Since writers are in the habit of making up stories as a matter of habit and profession, each of them, not just the beats, "faked" everything.
That shouldn't be surprising from a class of folks we look to for tales, fables, metaphors and such that we might use , in some loose way, in making our own lives fit our skins better.
The question is how well ,uhhhh, how artful one is in manipulating language towards the creation of fiction or a poetry where the world as its spoken resounds with suggestion and portents of secret knowledge.
William S. Burroughs was the one stone-cold genius among the Beat writers ,was the most interesting and successful destroyer and re-creator of literary form, and maintained what Mailer called a "gallows humor" that allowed him to explore the gamier side of human personality without mythologizing the journey.
Ginsberg's early poems , as well, were filled with the bulls-eye hitting jeremiads that were such an exact fit for the condition he described that it still comes off as a fresh and blistering criticism of a culture that seems interested in no more than conformity.
Fakery is what one expects and demands from creative writers.

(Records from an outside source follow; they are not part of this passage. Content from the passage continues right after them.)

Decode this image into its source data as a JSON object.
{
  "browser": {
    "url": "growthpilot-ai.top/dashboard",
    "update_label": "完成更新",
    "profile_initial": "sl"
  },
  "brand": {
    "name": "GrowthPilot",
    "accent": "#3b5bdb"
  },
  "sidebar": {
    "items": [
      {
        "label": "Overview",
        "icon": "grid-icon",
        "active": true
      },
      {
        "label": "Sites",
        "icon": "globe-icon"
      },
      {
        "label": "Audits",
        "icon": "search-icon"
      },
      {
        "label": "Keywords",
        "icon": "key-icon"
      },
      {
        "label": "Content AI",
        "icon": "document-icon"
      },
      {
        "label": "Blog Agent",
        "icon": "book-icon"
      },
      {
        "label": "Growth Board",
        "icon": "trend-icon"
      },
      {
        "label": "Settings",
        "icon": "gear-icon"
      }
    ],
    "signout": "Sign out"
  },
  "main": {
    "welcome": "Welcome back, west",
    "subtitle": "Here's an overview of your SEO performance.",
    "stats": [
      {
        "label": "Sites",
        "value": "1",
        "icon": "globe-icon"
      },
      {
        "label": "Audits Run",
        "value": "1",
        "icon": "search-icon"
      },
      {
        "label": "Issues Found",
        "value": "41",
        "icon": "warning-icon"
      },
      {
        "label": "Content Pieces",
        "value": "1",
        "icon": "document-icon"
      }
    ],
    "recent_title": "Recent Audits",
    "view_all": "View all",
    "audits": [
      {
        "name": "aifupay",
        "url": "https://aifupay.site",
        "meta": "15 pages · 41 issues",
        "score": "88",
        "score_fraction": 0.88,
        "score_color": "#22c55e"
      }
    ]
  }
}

Beat enthusiasts might blanch at the notion, but comes down to the skill of the writer to get away with the imaginative tall tales he's putting forth.
The issue, it seems, is how well do we remember the lies that we've told others over the years when we might have otherwise kept it easy and simply told the truth.